● Required work: Please report every line from the material that contains the word "data".

● Material to process:
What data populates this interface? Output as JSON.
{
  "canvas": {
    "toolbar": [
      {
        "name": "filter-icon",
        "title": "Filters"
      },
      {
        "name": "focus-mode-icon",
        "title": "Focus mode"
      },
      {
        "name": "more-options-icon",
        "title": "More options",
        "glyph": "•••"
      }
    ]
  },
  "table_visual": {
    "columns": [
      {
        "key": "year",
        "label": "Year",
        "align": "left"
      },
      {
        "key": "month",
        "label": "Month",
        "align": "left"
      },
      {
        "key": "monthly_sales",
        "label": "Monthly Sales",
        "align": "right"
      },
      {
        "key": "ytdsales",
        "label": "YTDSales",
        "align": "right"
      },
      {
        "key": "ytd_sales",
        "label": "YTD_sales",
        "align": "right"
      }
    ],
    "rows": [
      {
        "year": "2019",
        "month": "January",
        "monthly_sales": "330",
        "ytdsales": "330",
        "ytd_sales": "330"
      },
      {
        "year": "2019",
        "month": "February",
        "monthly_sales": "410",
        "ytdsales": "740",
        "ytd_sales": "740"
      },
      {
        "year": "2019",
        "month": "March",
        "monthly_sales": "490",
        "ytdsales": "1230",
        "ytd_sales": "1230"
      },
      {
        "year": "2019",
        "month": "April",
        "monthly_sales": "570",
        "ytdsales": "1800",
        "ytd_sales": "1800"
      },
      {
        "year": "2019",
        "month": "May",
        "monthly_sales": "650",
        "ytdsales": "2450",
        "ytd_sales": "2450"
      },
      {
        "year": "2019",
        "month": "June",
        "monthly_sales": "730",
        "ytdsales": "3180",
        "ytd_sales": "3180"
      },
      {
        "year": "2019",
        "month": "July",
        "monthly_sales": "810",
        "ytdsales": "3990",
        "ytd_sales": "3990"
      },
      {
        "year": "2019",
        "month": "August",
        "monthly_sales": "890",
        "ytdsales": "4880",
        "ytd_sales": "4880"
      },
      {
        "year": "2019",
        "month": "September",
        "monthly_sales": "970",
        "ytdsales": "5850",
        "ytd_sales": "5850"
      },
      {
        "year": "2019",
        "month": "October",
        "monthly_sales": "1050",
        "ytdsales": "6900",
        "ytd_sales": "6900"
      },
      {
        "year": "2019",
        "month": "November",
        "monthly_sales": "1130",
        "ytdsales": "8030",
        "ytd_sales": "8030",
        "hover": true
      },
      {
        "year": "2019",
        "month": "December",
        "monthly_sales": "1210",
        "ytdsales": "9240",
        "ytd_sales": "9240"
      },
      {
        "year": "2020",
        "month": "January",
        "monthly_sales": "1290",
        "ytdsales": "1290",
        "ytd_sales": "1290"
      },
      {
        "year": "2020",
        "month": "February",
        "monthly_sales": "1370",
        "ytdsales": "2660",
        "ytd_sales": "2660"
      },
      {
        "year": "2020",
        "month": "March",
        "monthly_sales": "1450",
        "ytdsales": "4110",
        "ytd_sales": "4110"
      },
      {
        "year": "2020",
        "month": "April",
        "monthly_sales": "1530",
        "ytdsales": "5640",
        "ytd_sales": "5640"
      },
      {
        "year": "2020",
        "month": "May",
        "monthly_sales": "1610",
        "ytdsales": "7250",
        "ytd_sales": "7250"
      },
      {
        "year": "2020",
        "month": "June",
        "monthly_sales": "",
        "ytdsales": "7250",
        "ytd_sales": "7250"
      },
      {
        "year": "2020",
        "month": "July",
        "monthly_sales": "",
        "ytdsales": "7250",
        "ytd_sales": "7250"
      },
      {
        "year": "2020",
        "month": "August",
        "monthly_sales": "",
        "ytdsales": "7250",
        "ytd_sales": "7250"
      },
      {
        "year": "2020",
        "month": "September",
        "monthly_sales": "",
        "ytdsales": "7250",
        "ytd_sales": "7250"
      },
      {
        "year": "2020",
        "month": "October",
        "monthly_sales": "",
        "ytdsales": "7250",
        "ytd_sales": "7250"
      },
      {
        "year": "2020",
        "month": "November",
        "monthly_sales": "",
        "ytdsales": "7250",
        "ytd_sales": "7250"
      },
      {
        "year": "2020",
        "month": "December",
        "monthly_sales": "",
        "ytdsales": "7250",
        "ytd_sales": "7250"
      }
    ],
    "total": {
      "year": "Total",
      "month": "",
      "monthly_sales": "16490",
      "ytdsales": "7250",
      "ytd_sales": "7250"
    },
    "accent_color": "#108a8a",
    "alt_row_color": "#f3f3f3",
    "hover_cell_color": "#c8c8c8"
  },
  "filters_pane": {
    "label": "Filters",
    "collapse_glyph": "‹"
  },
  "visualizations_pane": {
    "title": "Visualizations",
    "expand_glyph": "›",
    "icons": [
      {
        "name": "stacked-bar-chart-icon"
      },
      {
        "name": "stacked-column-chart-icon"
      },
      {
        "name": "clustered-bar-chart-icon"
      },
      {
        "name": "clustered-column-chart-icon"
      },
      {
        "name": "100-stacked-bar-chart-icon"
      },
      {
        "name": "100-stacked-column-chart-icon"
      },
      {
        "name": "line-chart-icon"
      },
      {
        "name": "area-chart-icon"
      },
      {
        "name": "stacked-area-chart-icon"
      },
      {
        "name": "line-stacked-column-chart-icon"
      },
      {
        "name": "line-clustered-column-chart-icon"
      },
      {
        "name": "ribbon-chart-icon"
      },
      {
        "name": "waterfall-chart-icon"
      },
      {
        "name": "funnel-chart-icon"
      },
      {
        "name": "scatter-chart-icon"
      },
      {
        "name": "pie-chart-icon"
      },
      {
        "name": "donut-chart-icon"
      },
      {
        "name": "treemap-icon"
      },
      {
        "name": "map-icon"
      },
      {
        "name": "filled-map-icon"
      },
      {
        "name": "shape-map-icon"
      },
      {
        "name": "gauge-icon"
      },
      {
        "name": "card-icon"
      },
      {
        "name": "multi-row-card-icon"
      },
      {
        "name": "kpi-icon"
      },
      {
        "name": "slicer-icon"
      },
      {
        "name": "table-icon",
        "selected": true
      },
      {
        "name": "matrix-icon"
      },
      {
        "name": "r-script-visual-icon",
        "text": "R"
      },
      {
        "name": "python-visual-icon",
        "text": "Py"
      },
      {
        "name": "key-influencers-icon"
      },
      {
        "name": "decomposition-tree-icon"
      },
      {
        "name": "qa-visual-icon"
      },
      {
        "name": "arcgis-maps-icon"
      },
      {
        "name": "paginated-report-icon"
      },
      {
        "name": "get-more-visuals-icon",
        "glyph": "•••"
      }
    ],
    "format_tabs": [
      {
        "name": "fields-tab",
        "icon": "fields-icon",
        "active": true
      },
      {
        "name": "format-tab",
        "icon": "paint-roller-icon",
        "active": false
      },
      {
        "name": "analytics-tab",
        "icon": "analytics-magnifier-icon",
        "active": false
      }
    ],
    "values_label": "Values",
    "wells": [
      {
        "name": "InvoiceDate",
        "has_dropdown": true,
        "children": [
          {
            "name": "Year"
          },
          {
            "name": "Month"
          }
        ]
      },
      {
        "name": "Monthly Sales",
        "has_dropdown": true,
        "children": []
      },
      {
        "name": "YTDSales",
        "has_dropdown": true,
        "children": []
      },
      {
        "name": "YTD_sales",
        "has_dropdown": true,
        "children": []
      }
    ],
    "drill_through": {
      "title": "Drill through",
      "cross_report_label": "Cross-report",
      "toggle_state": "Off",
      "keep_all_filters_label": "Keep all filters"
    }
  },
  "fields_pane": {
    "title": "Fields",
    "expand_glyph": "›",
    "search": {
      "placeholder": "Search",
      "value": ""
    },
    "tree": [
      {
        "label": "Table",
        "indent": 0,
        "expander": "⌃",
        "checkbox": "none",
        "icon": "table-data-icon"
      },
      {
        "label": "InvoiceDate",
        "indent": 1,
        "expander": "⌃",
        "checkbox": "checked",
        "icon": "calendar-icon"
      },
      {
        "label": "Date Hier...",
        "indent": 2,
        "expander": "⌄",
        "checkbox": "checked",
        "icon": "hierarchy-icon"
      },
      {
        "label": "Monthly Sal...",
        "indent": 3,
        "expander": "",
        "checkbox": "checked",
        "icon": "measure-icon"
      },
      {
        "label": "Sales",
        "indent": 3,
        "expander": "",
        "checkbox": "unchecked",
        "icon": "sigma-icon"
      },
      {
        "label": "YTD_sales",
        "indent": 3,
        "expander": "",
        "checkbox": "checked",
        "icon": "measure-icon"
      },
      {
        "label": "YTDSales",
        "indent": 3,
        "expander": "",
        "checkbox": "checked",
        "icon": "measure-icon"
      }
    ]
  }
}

● Reply:
What data populates this interface? Output as JSON.
        "icon": "table-data-icon"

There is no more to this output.